Hey Mike, the answer to that is "probably yes," but the change will be narrow at best. If you read the entire article, it states a 7 - 11 % increase by 2045. To be honest, this is worked out with a myriad of assumptions, the biggest one being an increase in precipitation in the logged areas, specifically the Northwest. That is a guess at best. There is every reason to believe that any change in climate that results in an increase in thermal energy in our atmosphere (global warming) will offer a relative increase in moisture in the air, and there by an increase in rain/snow. The real problem in forecasting like this is nobody knows where that rain will fall. To be honest, there will be areas in 40 years that are drier than today, we're already seeing that now. This has to do with the jetstream making mildly larger sweeps further north and south than it typically does, and forecasting an increase in overall precipitation 40 years from now based on that is pretty spotty.
I don't know what your position is on global warming, but here is an interesting experiment you can do to better visualize the situation. Take a small sauce pan, fill it 3/4 up with water, and put it on the stove at medium heat. Now set a meat thermometer in the water and watch. At some point, when the temperature gets up around 180+ you'll see tiny bubbles form on the bottom. As you approach 212 degrees F the bubbles will begin dislodging and going to the surface. Now keep heating, as the water reaches a rolliing boil, the temperature is still right around 212, and will continue to be until more than half the water has boiled away, after that you will start to see spikes in the temp above 212. This is because of the amount of heat, or BTU's it takes to turn one gram of water from liquid to gas. More of the water in the pan becomes vapor, but the temp only moves a tiny amount. We are seeing this tiny increase in the earths overall temps now, and we are seeing much more water vapor lofted into gaseous states, and forming stronger thunderstorms, more hurricanes, and more snowfall, but only in certain areas, some areas are becoming more aired.
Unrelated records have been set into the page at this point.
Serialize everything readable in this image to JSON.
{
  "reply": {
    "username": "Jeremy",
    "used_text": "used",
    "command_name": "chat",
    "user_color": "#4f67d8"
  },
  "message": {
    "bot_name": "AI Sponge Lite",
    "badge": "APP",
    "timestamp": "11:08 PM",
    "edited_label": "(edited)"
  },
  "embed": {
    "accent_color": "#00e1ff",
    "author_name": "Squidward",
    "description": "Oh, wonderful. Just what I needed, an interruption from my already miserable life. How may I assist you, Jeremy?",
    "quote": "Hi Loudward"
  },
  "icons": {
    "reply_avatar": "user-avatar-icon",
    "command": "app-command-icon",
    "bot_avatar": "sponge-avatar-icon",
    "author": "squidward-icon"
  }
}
Our environment globally mimicks the pan of water, we have some water frozen, in the form of ice caps, some liquid, and some vapor, and by simply exchanging more liquid for vapor indicates more 'energy' is present in the atmosphere, there really isn't any arguing over that, but still we do. Take care Mike, Rudydoo